Work instructions
Check every line of the material below, and show those that contain "development".

────────────────────

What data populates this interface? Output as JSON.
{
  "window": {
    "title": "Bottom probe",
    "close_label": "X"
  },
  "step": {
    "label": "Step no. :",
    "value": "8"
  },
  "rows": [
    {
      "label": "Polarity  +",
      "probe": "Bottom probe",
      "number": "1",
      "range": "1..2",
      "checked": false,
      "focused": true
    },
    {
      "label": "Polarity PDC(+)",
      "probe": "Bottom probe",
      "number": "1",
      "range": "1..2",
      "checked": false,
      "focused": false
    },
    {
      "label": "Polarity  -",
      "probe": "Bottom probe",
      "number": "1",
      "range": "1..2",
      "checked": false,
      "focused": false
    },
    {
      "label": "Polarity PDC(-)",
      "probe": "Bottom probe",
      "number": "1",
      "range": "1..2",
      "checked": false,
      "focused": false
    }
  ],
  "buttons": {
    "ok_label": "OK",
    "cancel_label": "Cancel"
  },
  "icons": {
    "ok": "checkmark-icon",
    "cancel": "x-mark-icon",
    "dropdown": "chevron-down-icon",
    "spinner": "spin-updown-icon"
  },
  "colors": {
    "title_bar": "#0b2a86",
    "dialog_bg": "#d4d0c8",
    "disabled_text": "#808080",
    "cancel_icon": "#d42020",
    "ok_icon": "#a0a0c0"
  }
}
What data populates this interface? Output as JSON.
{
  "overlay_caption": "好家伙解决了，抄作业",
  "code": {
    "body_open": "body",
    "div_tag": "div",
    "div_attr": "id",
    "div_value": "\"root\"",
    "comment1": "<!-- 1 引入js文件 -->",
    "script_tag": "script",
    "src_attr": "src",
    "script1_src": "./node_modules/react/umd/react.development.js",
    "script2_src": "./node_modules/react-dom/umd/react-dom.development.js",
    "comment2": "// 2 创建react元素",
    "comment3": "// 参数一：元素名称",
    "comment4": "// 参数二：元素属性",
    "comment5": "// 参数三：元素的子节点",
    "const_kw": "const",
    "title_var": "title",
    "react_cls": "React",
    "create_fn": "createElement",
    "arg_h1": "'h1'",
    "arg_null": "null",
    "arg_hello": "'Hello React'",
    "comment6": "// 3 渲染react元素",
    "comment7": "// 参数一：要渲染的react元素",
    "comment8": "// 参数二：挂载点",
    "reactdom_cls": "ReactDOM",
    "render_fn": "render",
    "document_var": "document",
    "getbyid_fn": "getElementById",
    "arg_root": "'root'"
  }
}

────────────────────

Written answer
    "script1_src": "./node_modules/react/umd/react.development.js",
    "script2_src": "./node_modules/react-dom/umd/react-dom.development.js",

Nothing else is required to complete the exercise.